Rodney-based Hives4harvest is for sale at an asking price described as “exceptional value for money”.
The beekeeping business is being offered to the market at $1.15 million, which comprises fixed assets of $772,000; intangible assets of $80,000 and stock valued at $298,000.
“For somebody entering the beekeeping business this represents a huge opportunity, compared to setting up a similar business that would take many years to develop,” points out LINK Business broker Lynda Smyth.
Smyth says Hives4harvest has traded for almost nine years, now having more than 1400 hives located on 60 sites.
The owner is employed part time in the business, which also has a full-time beekeeping manager and three seasonal staff (as required over summer).
“My vendor is ready to move on and seek new challenges, so a real opportunity has opened up here for somebody to enter the burgeoning Manuka honey business, and take this business to a new level,” says Smyth.
“They are prepared to stay on for a month or more, to help get the new owner up and running.”
Smyth says Manuka honey is a Kiwi success story, now being widely used in food and beverages, cosmetics, nutraceuticals, natural health and medical products.
Double digit growth in consumption is being fed by monofloral high UMF Manuka honey's popularity among affluent Asian consumers, who regard is as a natural remedy, while in the West it has benefited from the shift towards whole and naturally functional foods.
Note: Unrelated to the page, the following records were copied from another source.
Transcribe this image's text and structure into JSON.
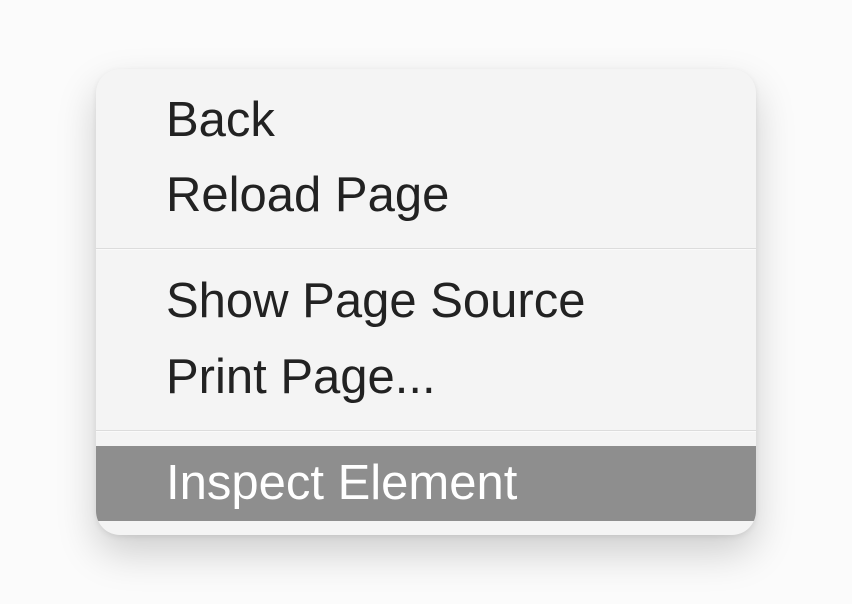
{
  "menu": {
    "items": [
      {
        "label": "Back",
        "highlighted": false
      },
      {
        "label": "Reload Page",
        "highlighted": false
      },
      {
        "label": "Show Page Source",
        "highlighted": false
      },
      {
        "label": "Print Page...",
        "highlighted": false
      },
      {
        "label": "Inspect Element",
        "highlighted": true
      }
    ]
  }
}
Hives4harvest is managed from a shed/garage on the owners’property, at Snells Beach.
This premises would be easily relocatable or could be leased at the current location if desired.
Smyth says the business has mostly verbal agreements with the owners of apiary sites located between Wellsford and Pakiri to the north, Wainui to the south and Tapora to the west.
The sites are located around Warkworth, which has advantages in terms of travel time.
Some of the key Manuka-producing sites have written paid contracts in place.
The business has an exclusive concession with Auckland Council to keep hives in two regional parks.
In addition, Smyth says Hives4harvest holds valuable pollination contracts mostly servicing avocado and persimmon orchards.
Total production for 2018 season was 10,043kg, while honey harvested in 2019 has already topped 10,686kg.
The business, which is certified for export, produces Manuka honey with grade ranges from 5+ to 15+ UMF, plus pohutukawa and multiflora honey.
The vendor has stored drums of honey from the 2019 season, plus some of the stock produced in 2018 — and these stocks are included in the sale.
The honey extraction itself is contracted out at present and the honey has only been sold in bulk to honey packers, which leads on to the subject of future opportunities.
Smyth says the Hives4harvest name (also included in the sale) has not yet been developed into a packaged honey brand or website. These developments would be a huge boost to income, as would the following:
- expansion of hive numbers and pollination contracts;
- increased production of Manuka honey by purchasing high-producing Manuka site contracts;
- selling higher UMF grade Manuka honey via a honey exporter, or directly to an overseas retail chain; and
- queens could be bred for sale with a new owner developing this part of the business.
“Production would increase significantly with a good season, as the last two seasonshave been poor,” says Smyth.
- centralised location of the apiary sites;
- valuable written pollination contracts;
- a Monday to Friday operation; and
- closeness to Auckland City.